Jura reportedly told the authorities that he could not help them in any way because “things are already in motion”.
But Jura refused to speak out.
“You can talk to Mr (Tinashe) Farawo, the Zimparks public relations manager. I represent Zimparks whose PR (public relations) manager I have referred you to,” he said.
Farawo, however, said Zimparks was not responsible for the crisis taking place inside MBRC.
He said his department had not recommended people to be resettled in the conservancy.
“We don’t distribute land. Our business is wildlife management and conservation. We don’t issue offer letters,” Farawo said.
Kwekwe district acting lands officer, Simbarashe Chijuwa, who has been seen inside the conservancy pegging pieces of land for the new settlers, said he was not permitted to speak to the media.
“You will need to speak to the provincial lands officer. She is the one mandated to speak on that issue. We are not allowed to speak to the media,” he said.
But the Midlands provincial lands officer, Kudzai Katiyo, said: “We need to seek clearance from the director of lands before we give out information. That is the procedure,” she said.
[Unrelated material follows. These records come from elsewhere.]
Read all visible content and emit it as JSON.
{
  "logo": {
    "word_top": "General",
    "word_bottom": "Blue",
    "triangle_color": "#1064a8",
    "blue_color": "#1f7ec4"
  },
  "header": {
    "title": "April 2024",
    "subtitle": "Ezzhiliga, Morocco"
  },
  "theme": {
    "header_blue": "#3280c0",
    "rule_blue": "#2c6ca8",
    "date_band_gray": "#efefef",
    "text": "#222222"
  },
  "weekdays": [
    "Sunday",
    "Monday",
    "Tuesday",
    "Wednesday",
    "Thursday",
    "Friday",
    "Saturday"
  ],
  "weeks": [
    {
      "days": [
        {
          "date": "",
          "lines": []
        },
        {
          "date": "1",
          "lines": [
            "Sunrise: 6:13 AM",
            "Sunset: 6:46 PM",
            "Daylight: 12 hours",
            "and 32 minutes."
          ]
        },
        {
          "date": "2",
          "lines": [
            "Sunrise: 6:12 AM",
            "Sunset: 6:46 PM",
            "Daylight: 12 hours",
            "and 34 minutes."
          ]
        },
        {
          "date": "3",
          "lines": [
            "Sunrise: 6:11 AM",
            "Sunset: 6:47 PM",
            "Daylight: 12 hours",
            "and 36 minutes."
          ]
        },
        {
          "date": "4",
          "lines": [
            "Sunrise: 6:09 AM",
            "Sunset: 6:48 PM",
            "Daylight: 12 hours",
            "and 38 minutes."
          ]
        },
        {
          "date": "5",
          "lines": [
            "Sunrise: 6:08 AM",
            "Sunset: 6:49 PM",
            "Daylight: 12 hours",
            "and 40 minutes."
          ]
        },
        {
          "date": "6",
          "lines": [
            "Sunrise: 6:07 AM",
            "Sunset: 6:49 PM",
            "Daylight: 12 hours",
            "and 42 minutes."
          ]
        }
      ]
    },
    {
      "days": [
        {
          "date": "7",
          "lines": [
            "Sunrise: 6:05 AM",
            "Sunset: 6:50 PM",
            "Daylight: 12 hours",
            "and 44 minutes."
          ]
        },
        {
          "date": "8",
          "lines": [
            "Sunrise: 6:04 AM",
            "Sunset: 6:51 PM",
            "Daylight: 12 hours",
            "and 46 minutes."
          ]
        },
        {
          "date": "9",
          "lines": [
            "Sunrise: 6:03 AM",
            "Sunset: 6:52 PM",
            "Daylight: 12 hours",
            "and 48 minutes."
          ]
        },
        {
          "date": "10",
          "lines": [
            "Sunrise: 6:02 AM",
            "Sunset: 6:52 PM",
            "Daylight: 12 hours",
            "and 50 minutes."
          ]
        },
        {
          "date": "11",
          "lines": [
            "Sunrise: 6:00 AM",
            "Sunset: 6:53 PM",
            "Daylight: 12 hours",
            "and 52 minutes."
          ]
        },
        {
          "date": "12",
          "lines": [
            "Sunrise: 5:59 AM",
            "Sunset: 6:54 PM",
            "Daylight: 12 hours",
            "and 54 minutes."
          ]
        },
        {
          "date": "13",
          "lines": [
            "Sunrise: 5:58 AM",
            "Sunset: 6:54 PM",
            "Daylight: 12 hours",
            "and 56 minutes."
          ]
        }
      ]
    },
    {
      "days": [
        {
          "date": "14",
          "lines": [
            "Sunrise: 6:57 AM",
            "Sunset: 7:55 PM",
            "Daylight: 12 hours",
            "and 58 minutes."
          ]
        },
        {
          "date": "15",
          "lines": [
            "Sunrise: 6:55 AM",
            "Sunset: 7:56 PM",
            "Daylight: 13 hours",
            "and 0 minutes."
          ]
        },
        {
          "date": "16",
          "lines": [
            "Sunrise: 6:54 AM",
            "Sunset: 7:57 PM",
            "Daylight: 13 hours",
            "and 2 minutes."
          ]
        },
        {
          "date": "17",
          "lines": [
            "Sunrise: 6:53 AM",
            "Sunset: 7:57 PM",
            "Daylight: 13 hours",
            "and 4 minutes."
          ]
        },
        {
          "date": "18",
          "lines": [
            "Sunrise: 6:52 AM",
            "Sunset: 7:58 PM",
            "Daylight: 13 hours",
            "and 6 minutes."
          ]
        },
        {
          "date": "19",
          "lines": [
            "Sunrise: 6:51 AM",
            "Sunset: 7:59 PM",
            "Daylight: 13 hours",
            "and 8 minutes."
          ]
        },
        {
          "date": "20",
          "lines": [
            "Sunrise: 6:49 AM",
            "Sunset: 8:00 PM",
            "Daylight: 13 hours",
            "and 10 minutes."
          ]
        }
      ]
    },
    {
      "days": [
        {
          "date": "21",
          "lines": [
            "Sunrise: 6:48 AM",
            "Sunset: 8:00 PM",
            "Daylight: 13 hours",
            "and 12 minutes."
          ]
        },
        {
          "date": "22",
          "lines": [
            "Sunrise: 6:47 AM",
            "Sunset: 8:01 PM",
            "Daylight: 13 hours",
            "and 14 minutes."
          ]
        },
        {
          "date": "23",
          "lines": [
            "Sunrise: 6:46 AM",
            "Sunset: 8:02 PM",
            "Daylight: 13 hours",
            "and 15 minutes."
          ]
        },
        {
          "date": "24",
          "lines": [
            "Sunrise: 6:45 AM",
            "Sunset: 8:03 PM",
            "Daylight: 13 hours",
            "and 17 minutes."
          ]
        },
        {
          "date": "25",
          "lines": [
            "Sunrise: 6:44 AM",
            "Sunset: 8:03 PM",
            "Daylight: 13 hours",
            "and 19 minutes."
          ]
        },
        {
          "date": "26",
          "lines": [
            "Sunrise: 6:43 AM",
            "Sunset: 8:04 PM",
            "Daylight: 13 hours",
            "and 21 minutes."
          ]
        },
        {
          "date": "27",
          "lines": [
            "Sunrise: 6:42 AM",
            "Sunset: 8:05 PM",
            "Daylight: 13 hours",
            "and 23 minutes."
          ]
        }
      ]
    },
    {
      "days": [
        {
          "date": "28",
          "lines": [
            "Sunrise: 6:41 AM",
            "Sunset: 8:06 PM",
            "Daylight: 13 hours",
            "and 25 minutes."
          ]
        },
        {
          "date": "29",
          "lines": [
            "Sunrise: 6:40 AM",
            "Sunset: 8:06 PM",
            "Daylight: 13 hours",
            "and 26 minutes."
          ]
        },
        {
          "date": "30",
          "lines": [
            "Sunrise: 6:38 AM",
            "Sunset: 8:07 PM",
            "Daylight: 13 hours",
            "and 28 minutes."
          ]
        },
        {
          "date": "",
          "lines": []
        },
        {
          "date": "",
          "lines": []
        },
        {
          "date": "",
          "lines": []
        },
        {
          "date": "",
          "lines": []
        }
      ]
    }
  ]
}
In follow up enquiries days later, she said she had “failed to get clearance from my superiors”, so she could not comment on the matter.
Cephas Magaudze, the director of lands at the Lands refused to shed light on the settlement of people in the conservancy while the responsible minister, Anxious Masuka, repeatedly ignored calls made to him,